• What you should do
Each record has to be repeated exactly as given.

• Input
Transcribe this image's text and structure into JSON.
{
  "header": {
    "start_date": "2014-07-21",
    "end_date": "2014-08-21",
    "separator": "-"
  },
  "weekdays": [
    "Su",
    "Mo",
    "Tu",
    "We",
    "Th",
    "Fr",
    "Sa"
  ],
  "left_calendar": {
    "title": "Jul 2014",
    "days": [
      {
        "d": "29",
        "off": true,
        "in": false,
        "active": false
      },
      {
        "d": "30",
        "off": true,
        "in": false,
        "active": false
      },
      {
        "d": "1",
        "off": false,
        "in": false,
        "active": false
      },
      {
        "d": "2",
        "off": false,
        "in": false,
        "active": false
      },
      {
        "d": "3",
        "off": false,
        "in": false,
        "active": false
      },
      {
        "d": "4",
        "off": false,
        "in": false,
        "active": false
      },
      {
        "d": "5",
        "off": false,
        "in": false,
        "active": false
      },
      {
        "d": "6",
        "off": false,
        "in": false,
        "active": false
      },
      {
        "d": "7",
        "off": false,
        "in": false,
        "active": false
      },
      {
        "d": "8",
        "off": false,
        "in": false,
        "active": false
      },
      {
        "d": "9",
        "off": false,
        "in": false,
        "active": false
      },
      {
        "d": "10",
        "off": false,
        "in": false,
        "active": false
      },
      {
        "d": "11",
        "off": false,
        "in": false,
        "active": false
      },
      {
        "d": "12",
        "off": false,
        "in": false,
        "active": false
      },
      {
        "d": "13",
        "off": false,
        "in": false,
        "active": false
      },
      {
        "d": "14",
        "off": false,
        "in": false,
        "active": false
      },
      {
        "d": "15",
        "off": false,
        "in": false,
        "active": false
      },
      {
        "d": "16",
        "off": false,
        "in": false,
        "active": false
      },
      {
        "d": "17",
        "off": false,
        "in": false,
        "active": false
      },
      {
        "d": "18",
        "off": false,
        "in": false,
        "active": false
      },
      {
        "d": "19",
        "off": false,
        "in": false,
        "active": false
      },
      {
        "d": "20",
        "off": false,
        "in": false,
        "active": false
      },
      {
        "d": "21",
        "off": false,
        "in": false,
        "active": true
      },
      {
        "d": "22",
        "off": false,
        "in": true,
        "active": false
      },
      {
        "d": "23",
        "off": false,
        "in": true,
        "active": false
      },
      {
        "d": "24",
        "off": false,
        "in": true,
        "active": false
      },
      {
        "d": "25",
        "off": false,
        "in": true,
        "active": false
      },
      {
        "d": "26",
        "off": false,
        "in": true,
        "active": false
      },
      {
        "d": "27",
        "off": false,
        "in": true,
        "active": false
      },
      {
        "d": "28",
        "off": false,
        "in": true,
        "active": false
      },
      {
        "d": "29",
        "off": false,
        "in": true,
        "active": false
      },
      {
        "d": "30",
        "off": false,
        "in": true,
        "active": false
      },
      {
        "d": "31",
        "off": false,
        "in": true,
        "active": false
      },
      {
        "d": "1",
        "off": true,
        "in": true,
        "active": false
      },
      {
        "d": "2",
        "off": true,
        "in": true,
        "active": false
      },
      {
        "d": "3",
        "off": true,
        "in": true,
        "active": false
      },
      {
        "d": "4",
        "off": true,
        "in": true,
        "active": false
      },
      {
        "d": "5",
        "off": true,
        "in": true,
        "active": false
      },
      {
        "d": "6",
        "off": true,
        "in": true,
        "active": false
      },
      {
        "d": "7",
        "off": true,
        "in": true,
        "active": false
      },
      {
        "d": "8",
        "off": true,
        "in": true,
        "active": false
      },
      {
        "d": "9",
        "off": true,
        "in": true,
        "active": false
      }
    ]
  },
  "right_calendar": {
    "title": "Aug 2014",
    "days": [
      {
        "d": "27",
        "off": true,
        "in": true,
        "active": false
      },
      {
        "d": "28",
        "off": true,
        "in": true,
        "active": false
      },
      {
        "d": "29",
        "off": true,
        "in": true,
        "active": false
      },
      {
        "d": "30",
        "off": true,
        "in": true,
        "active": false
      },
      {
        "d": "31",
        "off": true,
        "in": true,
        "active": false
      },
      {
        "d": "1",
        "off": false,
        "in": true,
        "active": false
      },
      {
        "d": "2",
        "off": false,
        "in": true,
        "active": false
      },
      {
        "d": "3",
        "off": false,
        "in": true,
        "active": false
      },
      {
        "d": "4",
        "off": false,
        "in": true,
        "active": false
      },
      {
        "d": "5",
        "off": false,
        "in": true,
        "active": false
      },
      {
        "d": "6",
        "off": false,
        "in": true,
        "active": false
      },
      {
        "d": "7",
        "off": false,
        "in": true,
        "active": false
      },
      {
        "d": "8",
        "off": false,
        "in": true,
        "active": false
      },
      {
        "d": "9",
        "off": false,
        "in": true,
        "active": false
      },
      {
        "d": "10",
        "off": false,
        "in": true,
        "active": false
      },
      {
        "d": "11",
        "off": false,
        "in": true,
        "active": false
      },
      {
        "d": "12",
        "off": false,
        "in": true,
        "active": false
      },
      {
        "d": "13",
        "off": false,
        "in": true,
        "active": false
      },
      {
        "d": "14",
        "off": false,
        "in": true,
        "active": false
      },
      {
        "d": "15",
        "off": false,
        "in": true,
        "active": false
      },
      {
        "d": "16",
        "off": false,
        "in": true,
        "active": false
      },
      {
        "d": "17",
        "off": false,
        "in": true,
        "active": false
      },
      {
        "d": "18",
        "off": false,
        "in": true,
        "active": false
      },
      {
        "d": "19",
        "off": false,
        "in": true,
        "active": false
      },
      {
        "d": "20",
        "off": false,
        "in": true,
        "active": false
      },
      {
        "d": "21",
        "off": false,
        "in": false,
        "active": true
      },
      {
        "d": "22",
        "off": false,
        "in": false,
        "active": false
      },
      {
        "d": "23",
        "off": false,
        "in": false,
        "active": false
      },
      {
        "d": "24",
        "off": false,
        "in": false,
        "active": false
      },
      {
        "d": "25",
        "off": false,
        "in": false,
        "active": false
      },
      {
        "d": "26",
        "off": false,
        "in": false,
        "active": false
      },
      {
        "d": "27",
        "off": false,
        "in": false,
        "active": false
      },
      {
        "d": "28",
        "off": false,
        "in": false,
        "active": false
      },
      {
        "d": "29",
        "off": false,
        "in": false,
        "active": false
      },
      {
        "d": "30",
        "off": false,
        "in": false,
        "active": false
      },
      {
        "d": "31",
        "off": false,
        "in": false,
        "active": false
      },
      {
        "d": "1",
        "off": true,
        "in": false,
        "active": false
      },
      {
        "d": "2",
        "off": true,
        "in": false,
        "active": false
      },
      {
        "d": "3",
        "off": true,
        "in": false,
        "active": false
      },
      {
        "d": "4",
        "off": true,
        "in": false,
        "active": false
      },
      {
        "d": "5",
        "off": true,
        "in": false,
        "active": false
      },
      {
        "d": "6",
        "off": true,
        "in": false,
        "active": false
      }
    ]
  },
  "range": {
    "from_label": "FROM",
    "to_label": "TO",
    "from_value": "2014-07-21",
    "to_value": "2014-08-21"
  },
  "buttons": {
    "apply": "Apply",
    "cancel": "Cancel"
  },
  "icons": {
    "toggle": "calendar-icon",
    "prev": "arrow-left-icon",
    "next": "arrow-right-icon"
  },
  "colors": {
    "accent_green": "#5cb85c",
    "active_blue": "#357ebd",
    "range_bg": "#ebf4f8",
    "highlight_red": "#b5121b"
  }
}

• Completed task
Transcribe this image's text and structure into JSON.
{
  "header": {
    "start_date": "2014-07-21",
    "end_date": "2014-08-21",
    "separator": "-"
  },
  "weekdays": [
    "Su",
    "Mo",
    "Tu",
    "We",
    "Th",
    "Fr",
    "Sa"
  ],
  "left_calendar": {
    "title": "Jul 2014",
    "days": [
      {
        "d": "29",
        "off": true,
        "in": false,
        "active": false
      },
      {
        "d": "30",
        "off": true,
        "in": false,
        "active": false
      },
      {
        "d": "1",
        "off": false,
        "in": false,
        "active": false
      },
      {
        "d": "2",
        "off": false,
        "in": false,
        "active": false
      },
      {
        "d": "3",
        "off": false,
        "in": false,
        "active": false
      },
      {
        "d": "4",
        "off": false,
        "in": false,
        "active": false
      },
      {
        "d": "5",
        "off": false,
        "in": false,
        "active": false
      },
      {
        "d": "6",
        "off": false,
        "in": false,
        "active": false
      },
      {
        "d": "7",
        "off": false,
        "in": false,
        "active": false
      },
      {
        "d": "8",
        "off": false,
        "in": false,
        "active": false
      },
      {
        "d": "9",
        "off": false,
        "in": false,
        "active": false
      },
      {
        "d": "10",
        "off": false,
        "in": false,
        "active": false
      },
      {
        "d": "11",
        "off": false,
        "in": false,
        "active": false
      },
      {
        "d": "12",
        "off": false,
        "in": false,
        "active": false
      },
      {
        "d": "13",
        "off": false,
        "in": false,
        "active": false
      },
      {
        "d": "14",
        "off": false,
        "in": false,
        "active": false
      },
      {
        "d": "15",
        "off": false,
        "in": false,
        "active": false
      },
      {
        "d": "16",
        "off": false,
        "in": false,
        "active": false
      },
      {
        "d": "17",
        "off": false,
        "in": false,
        "active": false
      },
      {
        "d": "18",
        "off": false,
        "in": false,
        "active": false
      },
      {
        "d": "19",
        "off": false,
        "in": false,
        "active": false
      },
      {
        "d": "20",
        "off": false,
        "in": false,
        "active": false
      },
      {
        "d": "21",
        "off": false,
        "in": false,
        "active": true
      },
      {
        "d": "22",
        "off": false,
        "in": true,
        "active": false
      },
      {
        "d": "23",
        "off": false,
        "in": true,
        "active": false
      },
      {
        "d": "24",
        "off": false,
        "in": true,
        "active": false
      },
      {
        "d": "25",
        "off": false,
        "in": true,
        "active": false
      },
      {
        "d": "26",
        "off": false,
        "in": true,
        "active": false
      },
      {
        "d": "27",
        "off": false,
        "in": true,
        "active": false
      },
      {
        "d": "28",
        "off": false,
        "in": true,
        "active": false
      },
      {
        "d": "29",
        "off": false,
        "in": true,
        "active": false
      },
      {
        "d": "30",
        "off": false,
        "in": true,
        "active": false
      },
      {
        "d": "31",
        "off": false,
        "in": true,
        "active": false
      },
      {
        "d": "1",
        "off": true,
        "in": true,
        "active": false
      },
      {
        "d": "2",
        "off": true,
        "in": true,
        "active": false
      },
      {
        "d": "3",
        "off": true,
        "in": true,
        "active": false
      },
      {
        "d": "4",
        "off": true,
        "in": true,
        "active": false
      },
      {
        "d": "5",
        "off": true,
        "in": true,
        "active": false
      },
      {
        "d": "6",
        "off": true,
        "in": true,
        "active": false
      },
      {
        "d": "7",
        "off": true,
        "in": true,
        "active": false
      },
      {
        "d": "8",
        "off": true,
        "in": true,
        "active": false
      },
      {
        "d": "9",
        "off": true,
        "in": true,
        "active": false
      }
    ]
  },
  "right_calendar": {
    "title": "Aug 2014",
    "days": [
      {
        "d": "27",
        "off": true,
        "in": true,
        "active": false
      },
      {
        "d": "28",
        "off": true,
        "in": true,
        "active": false
      },
      {
        "d": "29",
        "off": true,
        "in": true,
        "active": false
      },
      {
        "d": "30",
        "off": true,
        "in": true,
        "active": false
      },
      {
        "d": "31",
        "off": true,
        "in": true,
        "active": false
      },
      {
        "d": "1",
        "off": false,
        "in": true,
        "active": false
      },
      {
        "d": "2",
        "off": false,
        "in": true,
        "active": false
      },
      {
        "d": "3",
        "off": false,
        "in": true,
        "active": false
      },
      {
        "d": "4",
        "off": false,
        "in": true,
        "active": false
      },
      {
        "d": "5",
        "off": false,
        "in": true,
        "active": false
      },
      {
        "d": "6",
        "off": false,
        "in": true,
        "active": false
      },
      {
        "d": "7",
        "off": false,
        "in": true,
        "active": false
      },
      {
        "d": "8",
        "off": false,
        "in": true,
        "active": false
      },
      {
        "d": "9",
        "off": false,
        "in": true,
        "active": false
      },
      {
        "d": "10",
        "off": false,
        "in": true,
        "active": false
      },
      {
        "d": "11",
        "off": false,
        "in": true,
        "active": false
      },
      {
        "d": "12",
        "off": false,
        "in": true,
        "active": false
      },
      {
        "d": "13",
        "off": false,
        "in": true,
        "active": false
      },
      {
        "d": "14",
        "off": false,
        "in": true,
        "active": false
      },
      {
        "d": "15",
        "off": false,
        "in": true,
        "active": false
      },
      {
        "d": "16",
        "off": false,
        "in": true,
        "active": false
      },
      {
        "d": "17",
        "off": false,
        "in": true,
        "active": false
      },
      {
        "d": "18",
        "off": false,
        "in": true,
        "active": false
      },
      {
        "d": "19",
        "off": false,
        "in": true,
        "active": false
      },
      {
        "d": "20",
        "off": false,
        "in": true,
        "active": false
      },
      {
        "d": "21",
        "off": false,
        "in": false,
        "active": true
      },
      {
        "d": "22",
        "off": false,
        "in": false,
        "active": false
      },
      {
        "d": "23",
        "off": false,
        "in": false,
        "active": false
      },
      {
        "d": "24",
        "off": false,
        "in": false,
        "active": false
      },
      {
        "d": "25",
        "off": false,
        "in": false,
        "active": false
      },
      {
        "d": "26",
        "off": false,
        "in": false,
        "active": false
      },
      {
        "d": "27",
        "off": false,
        "in": false,
        "active": false
      },
      {
        "d": "28",
        "off": false,
        "in": false,
        "active": false
      },
      {
        "d": "29",
        "off": false,
        "in": false,
        "active": false
      },
      {
        "d": "30",
        "off": false,
        "in": false,
        "active": false
      },
      {
        "d": "31",
        "off": false,
        "in": false,
        "active": false
      },
      {
        "d": "1",
        "off": true,
        "in": false,
        "active": false
      },
      {
        "d": "2",
        "off": true,
        "in": false,
        "active": false
      },
      {
        "d": "3",
        "off": true,
        "in": false,
        "active": false
      },
      {
        "d": "4",
        "off": true,
        "in": false,
        "active": false
      },
      {
        "d": "5",
        "off": true,
        "in": false,
        "active": false
      },
      {
        "d": "6",
        "off": true,
        "in": false,
        "active": false
      }
    ]
  },
  "range": {
    "from_label": "FROM",
    "to_label": "TO",
    "from_value": "2014-07-21",
    "to_value": "2014-08-21"
  },
  "buttons": {
    "apply": "Apply",
    "cancel": "Cancel"
  },
  "icons": {
    "toggle": "calendar-icon",
    "prev": "arrow-left-icon",
    "next": "arrow-right-icon"
  },
  "colors": {
    "accent_green": "#5cb85c",
    "active_blue": "#357ebd",
    "range_bg": "#ebf4f8",
    "highlight_red": "#b5121b"
  }
}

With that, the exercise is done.